Background: Resection of melanoma metastatic to the liver remains controversial. We evaluated the efficacy of hepatic resection in patients with metastatic ocular and cutaneous melanoma and assessed factors that could affect survival after resection.
Methods: Forty patients with hepatic melanoma metastasis underwent resection at four major hepatobiliary centers. Clinicopathologic factors were evaluated with regard to recurrence and survival by using chi(2) and log-rank tests.

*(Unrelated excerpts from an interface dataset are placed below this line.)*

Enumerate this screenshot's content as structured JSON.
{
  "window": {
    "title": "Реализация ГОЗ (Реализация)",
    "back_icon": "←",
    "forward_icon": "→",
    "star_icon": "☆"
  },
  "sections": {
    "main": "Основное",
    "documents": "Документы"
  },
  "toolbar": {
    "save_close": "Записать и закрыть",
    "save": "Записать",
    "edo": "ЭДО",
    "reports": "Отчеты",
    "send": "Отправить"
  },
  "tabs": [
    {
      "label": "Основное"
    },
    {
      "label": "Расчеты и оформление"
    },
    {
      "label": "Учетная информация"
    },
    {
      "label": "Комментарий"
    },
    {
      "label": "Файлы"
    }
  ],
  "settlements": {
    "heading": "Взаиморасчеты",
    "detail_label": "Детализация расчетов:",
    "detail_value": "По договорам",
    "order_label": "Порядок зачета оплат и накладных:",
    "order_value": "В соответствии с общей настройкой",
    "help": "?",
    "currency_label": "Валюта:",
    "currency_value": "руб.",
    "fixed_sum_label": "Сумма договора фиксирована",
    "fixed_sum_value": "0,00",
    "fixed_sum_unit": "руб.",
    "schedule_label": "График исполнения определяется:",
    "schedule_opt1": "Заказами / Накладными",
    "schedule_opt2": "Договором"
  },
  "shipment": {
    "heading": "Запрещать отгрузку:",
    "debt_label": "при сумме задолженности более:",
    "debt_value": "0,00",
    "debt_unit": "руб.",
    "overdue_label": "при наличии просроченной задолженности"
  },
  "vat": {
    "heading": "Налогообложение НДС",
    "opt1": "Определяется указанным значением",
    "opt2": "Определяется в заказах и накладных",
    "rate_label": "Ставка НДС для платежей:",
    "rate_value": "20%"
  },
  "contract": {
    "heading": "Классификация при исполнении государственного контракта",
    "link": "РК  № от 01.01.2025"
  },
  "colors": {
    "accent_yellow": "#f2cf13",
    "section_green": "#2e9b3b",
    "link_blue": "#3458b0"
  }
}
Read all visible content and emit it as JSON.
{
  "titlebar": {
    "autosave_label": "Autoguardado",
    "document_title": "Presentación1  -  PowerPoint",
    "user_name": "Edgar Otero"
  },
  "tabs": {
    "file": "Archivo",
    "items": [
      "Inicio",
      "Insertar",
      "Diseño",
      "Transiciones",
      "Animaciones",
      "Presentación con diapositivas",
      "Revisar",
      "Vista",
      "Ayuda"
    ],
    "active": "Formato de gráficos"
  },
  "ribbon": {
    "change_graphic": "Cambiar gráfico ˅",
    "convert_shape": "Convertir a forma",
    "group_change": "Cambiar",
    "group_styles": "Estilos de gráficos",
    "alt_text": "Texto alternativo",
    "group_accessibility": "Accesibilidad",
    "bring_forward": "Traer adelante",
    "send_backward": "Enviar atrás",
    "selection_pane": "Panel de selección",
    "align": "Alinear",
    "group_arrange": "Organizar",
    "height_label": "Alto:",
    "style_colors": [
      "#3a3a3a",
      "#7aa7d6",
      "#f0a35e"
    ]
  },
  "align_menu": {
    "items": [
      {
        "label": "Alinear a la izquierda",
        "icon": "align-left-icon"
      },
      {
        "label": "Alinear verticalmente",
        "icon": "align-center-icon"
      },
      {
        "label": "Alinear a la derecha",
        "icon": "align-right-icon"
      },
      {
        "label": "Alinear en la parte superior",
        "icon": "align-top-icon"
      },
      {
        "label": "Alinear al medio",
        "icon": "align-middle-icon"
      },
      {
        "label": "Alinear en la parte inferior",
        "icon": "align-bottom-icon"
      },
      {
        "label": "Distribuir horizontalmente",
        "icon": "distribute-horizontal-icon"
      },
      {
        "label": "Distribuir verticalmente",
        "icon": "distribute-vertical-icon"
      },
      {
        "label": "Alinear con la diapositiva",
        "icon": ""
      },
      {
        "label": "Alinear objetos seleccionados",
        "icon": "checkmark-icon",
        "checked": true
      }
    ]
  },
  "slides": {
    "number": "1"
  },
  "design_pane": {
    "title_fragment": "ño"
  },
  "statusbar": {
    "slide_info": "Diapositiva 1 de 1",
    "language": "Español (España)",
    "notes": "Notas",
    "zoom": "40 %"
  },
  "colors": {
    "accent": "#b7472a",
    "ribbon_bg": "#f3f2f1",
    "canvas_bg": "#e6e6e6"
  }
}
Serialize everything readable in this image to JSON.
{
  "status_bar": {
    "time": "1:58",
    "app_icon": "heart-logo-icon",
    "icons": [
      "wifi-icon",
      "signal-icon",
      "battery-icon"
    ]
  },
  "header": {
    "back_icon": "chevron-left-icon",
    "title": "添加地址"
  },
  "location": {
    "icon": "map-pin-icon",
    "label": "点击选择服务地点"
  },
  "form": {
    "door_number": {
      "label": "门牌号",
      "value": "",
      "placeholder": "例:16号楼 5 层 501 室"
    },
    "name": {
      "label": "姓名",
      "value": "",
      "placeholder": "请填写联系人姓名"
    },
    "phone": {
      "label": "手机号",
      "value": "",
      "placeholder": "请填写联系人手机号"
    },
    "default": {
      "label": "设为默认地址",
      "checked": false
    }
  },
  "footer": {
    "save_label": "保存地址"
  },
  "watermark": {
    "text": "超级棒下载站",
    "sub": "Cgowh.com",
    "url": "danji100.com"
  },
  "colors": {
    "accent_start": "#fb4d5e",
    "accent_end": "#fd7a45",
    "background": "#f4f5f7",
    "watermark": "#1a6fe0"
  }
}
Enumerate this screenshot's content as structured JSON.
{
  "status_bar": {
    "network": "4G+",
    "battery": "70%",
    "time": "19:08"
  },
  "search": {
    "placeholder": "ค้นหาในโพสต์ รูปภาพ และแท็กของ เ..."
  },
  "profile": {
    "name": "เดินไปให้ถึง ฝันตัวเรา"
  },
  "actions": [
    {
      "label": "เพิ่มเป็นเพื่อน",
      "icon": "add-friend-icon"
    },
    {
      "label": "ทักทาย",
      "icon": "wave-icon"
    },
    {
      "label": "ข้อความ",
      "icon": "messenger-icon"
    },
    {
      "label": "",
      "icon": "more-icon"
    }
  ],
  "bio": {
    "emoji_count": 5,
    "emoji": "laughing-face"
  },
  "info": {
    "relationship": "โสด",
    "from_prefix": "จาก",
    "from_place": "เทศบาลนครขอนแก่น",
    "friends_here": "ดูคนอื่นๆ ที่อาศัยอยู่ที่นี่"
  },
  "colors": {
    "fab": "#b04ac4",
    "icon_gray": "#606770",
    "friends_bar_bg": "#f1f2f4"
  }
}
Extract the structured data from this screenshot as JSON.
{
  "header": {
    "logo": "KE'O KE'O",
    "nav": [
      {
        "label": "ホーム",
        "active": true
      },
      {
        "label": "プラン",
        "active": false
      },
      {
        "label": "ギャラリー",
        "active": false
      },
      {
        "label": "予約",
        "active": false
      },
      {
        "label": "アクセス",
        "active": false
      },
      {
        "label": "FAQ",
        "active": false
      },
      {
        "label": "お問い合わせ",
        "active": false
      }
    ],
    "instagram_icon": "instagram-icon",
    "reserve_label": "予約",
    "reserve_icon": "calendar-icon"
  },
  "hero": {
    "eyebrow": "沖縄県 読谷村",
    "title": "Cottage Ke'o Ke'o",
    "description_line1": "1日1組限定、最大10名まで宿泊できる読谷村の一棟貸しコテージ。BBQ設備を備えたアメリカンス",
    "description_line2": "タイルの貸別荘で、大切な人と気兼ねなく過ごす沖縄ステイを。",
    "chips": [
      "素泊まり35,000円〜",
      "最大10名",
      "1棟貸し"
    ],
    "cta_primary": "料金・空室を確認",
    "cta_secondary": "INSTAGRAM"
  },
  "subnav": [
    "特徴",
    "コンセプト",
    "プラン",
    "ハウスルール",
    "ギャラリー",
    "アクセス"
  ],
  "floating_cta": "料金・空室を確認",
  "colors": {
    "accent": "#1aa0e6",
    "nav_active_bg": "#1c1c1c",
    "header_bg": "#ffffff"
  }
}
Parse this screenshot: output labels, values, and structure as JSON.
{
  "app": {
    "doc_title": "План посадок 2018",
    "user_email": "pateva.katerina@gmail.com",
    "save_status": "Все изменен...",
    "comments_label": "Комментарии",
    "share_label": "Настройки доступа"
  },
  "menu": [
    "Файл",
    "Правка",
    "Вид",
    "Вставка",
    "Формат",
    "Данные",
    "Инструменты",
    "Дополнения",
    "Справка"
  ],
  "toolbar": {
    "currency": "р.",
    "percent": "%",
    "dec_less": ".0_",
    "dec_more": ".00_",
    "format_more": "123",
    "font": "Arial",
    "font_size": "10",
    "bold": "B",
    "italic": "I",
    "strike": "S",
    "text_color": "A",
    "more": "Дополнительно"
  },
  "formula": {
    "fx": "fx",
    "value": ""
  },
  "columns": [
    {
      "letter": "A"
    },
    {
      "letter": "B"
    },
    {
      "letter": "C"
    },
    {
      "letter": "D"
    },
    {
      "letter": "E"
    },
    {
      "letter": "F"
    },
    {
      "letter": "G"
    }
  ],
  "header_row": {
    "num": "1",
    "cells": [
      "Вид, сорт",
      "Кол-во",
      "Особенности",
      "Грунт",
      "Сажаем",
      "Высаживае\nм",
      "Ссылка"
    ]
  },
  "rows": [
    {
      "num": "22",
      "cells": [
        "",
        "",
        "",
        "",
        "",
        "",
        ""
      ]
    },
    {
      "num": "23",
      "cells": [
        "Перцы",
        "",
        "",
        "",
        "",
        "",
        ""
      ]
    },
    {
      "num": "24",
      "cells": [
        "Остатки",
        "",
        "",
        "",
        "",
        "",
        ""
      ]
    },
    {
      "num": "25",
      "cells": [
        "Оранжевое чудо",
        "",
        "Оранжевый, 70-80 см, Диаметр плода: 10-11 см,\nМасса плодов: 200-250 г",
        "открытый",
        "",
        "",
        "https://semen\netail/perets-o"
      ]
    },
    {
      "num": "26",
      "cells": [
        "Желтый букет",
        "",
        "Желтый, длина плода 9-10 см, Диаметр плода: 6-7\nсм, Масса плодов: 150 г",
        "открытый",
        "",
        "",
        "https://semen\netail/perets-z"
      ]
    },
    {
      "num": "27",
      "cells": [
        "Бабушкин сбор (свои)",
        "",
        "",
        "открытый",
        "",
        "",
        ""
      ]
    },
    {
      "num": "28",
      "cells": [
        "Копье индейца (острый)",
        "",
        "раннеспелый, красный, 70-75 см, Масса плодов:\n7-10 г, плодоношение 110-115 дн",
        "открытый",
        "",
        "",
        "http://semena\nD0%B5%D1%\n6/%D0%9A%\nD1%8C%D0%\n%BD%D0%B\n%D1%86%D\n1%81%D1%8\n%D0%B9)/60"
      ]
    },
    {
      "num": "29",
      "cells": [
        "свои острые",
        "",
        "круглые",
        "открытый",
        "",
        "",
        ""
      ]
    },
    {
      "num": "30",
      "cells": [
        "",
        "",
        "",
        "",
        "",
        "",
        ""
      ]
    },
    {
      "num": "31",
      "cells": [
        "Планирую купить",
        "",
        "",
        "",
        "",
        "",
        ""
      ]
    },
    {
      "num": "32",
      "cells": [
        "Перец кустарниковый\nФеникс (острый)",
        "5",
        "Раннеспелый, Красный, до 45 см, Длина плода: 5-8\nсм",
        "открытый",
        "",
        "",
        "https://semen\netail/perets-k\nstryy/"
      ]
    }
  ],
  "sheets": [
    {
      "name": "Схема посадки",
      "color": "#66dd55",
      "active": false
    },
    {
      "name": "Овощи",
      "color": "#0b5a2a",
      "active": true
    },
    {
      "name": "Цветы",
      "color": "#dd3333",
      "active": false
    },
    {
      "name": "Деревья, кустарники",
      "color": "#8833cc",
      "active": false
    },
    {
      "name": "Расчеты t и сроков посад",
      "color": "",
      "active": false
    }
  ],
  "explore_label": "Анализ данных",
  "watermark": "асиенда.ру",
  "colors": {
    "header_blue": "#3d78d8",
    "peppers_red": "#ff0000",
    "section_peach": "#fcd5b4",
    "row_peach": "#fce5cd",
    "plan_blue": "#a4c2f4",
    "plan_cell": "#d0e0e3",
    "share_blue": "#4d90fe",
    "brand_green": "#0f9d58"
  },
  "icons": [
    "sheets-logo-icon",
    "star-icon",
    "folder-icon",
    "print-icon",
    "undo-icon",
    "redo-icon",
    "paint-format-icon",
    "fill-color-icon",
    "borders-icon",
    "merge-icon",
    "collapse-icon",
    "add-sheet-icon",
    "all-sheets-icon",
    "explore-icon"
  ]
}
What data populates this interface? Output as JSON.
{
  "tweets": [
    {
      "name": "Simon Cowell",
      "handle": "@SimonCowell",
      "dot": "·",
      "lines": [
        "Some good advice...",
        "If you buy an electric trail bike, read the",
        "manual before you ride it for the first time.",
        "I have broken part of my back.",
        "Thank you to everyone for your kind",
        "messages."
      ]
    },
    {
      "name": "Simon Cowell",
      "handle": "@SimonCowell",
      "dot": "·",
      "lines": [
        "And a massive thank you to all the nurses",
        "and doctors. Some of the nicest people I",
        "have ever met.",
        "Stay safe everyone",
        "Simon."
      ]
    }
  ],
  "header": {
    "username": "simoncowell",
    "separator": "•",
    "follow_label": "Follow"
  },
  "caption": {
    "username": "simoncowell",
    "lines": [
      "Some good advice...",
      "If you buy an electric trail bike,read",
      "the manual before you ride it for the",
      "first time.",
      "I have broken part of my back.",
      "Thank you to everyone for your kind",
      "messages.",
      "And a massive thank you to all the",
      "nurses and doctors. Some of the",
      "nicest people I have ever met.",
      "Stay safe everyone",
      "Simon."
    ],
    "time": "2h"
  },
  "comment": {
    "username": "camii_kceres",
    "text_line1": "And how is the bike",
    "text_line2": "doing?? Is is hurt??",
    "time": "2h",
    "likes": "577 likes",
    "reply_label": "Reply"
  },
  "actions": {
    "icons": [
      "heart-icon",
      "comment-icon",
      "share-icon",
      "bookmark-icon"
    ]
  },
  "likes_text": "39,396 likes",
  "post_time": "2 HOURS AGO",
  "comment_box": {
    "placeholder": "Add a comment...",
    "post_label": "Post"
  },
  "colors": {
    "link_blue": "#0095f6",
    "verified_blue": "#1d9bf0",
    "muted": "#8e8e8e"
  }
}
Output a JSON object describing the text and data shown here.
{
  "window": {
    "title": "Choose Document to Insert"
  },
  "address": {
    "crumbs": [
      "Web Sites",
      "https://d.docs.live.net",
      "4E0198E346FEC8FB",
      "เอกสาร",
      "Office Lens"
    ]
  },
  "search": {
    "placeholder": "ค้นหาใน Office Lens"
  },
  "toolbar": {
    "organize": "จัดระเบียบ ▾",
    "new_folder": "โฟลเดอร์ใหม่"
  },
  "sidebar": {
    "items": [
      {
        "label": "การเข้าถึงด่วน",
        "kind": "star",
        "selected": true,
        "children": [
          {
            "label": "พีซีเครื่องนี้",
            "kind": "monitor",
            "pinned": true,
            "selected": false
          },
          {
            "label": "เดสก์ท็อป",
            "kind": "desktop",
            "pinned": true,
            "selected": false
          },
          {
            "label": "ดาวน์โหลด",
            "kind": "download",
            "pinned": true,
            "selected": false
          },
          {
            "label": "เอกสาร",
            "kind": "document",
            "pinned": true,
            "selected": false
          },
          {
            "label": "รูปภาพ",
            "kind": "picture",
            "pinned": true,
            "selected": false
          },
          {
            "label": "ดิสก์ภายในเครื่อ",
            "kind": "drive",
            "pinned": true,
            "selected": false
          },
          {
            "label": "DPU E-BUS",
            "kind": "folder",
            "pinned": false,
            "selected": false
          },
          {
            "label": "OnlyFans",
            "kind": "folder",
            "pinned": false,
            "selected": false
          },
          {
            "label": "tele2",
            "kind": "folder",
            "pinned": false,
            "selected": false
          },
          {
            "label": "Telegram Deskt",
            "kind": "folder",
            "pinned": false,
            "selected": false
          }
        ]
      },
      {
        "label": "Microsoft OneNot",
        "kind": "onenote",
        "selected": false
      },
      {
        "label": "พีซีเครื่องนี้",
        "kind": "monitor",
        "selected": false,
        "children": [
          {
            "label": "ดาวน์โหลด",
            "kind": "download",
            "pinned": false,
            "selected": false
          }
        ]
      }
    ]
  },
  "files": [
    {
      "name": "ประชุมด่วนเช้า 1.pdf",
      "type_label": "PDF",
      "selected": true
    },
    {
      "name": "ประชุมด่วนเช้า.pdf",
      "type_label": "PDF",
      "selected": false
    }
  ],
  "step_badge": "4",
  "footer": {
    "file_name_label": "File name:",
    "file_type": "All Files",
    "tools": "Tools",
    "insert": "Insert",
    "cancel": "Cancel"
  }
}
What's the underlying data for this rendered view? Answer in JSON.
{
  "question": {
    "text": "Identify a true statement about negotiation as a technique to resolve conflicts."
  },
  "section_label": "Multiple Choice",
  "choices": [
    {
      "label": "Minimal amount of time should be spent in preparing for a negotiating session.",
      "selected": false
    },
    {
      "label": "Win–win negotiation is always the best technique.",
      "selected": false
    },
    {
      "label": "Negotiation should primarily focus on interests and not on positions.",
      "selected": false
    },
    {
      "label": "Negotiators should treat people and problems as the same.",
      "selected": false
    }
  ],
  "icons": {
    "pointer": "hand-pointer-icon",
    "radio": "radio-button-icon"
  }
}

Results: The primary tumor was ocular in 16 patients and cutaneous in 24. The median disease-free interval from the time of primary tumor treatment to hepatic metastasis was the same for both groups (ocular, 62.9 months; cutaneous, 63.1 months; P = .94). Most patients underwent either an extended hepatic resection (37.5%) or hemihepatectomy (22.5%). Twenty-six patients (65%) received perioperative systemic therapy. Thirty (75.0%) of 40 patients developed tumor recurrence. The median time to recurrence after hepatic resection was 8.3 months (ocular, 8.8 months; cutaneous, 4.7 months; P = .3). Patients with primary ocular melanoma were more likely to experience recurrence within the liver (53.3% vs. 17.4%; P = .015), whereas patients with a cutaneous primary tumor more often developed extrahepatic involvement. The 5-year survival rate for patients with a primary ocular melanoma was 20.5%, whereas there were no 5-year survivors for patients with cutaneous melanoma (P = .03).
Conclusions: Patterns of recurrence and prognosis after resection of hepatic melanoma metastasis differ depending on whether the primary melanoma is ocular or cutaneous. Resection should be performed as part of a multidisciplinary approach, because recurrence is common.